Page 386 - This is the excellent foppery of the world, that, when we are sick in fortune, — often the surfeit of our own behaviour, — we make guilty of our disasters the sun, the moon, and the stars...
Page 316 - Priam's hoary hairs defiled with gore, Not all my brothers gasping on the shore; As thine, Andromache! Thy griefs I dread: I see thee trembling, weeping, captive led! In Argive looms our battles to design, And woes, of which so large a part was thine!
Page 150 - Thrice happy swain ! A lucky chance, that oft decides the fate Of mighty monarchs, then decided thine. For, lo ! conducted by the laughing Loves, This cool retreat his Musidora sought : Warm in her cheek the sultry season glow'd; And, rob'd in loose array, she came to bathe Her fervent limbs in the refreshing stream.
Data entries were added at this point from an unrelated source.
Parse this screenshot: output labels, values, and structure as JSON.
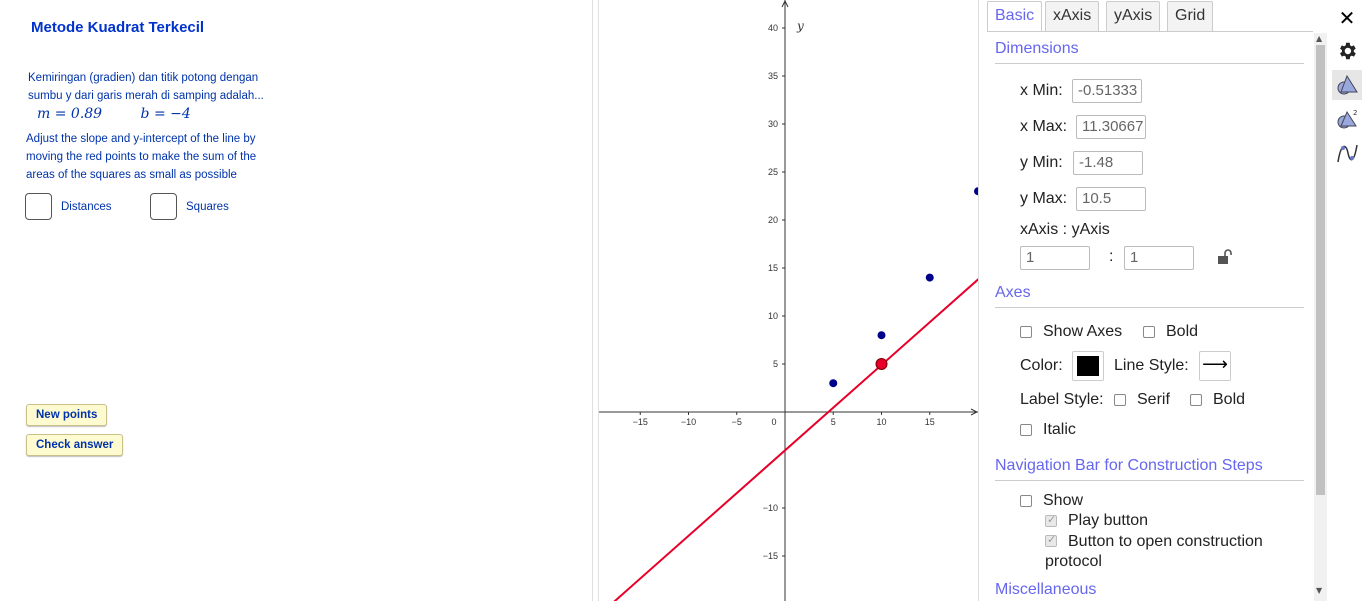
{
  "left": {
    "title": "Metode Kuadrat Terkecil",
    "description": "Kemiringan (gradien) dan titik potong dengan sumbu y dari garis merah di samping adalah...",
    "m_text": "m = 0.89",
    "b_text": "b = −4",
    "instruction": "Adjust the slope and y-intercept of the line by moving the red points to make the sum of the areas of the squares as small as possible",
    "checkbox_distances": "Distances",
    "checkbox_squares": "Squares",
    "btn_new_points": "New points",
    "btn_check_answer": "Check answer"
  },
  "graph": {
    "axis_y_label": "y",
    "x_ticks": [
      "−15",
      "−10",
      "−5",
      "0",
      "5",
      "10",
      "15"
    ],
    "y_ticks": [
      "40",
      "35",
      "30",
      "25",
      "20",
      "15",
      "10",
      "5",
      "−10",
      "−15"
    ],
    "points": [
      {
        "x": 5,
        "y": 3
      },
      {
        "x": 10,
        "y": 8
      },
      {
        "x": 15,
        "y": 14
      },
      {
        "x": 20,
        "y": 23
      }
    ],
    "red_point": {
      "x": 10,
      "y": 5
    },
    "line": {
      "slope": 0.89,
      "intercept": -4
    },
    "colors": {
      "points": "#00008b",
      "line": "#e8002a"
    }
  },
  "settings": {
    "tabs": [
      "Basic",
      "xAxis",
      "yAxis",
      "Grid"
    ],
    "active_tab": "Basic",
    "dimensions_title": "Dimensions",
    "x_min_label": "x Min:",
    "x_min_value": "-0.51333",
    "x_max_label": "x Max:",
    "x_max_value": "11.30667",
    "y_min_label": "y Min:",
    "y_min_value": "-1.48",
    "y_max_label": "y Max:",
    "y_max_value": "10.5",
    "ratio_label": "xAxis : yAxis",
    "ratio_x": "1",
    "ratio_sep": ":",
    "ratio_y": "1",
    "axes_title": "Axes",
    "show_axes_label": "Show Axes",
    "bold_label": "Bold",
    "color_label": "Color:",
    "line_style_label": "Line Style:",
    "line_style_glyph": "⟶",
    "label_style_label": "Label Style:",
    "serif_label": "Serif",
    "bold2_label": "Bold",
    "italic_label": "Italic",
    "nav_title": "Navigation Bar for Construction Steps",
    "show_label": "Show",
    "play_button_label": "Play button",
    "open_protocol_label": "Button to open construction protocol",
    "misc_title": "Miscellaneous"
  },
  "toolbar": {
    "close_glyph": "✕"
  }
}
Page 236 - twas wild. But thou, O Hope, with eyes so fair, What was thy delighted measure ? Still it whisper'd promis'd pleasure, And bade the lovely scenes at distance hail ! Still would her touch the strain prolong; And from the rocks, the woods, the vale, She...
Page 316 - Behold the mighty Hector's wife! Some haughty Greek, who lives thy tears to see, Embitters all thy woes by naming me. The thoughts of glory past, and present shame A thousand griefs shall waken at the name. May I lie cold before that dreadful day, Press'd with a load of monumental clay! Thy Hector, wrapt in everlasting sleep, Shall neither hear thee sigh, nor see thee weep.
Page 316 - My soul impels me to the embattled plains! Let me be foremost to defend the throne, And guard my father's glories, and my own. "Yet come it will, the day decreed by fates!
Page 294 - Fayel's hair, and put it among the powder, together with a little note he had written with his own blood to her ; and after he had given him the rites of burial, to make all the speed he could to France, and deliver the said box to Madame Fayel.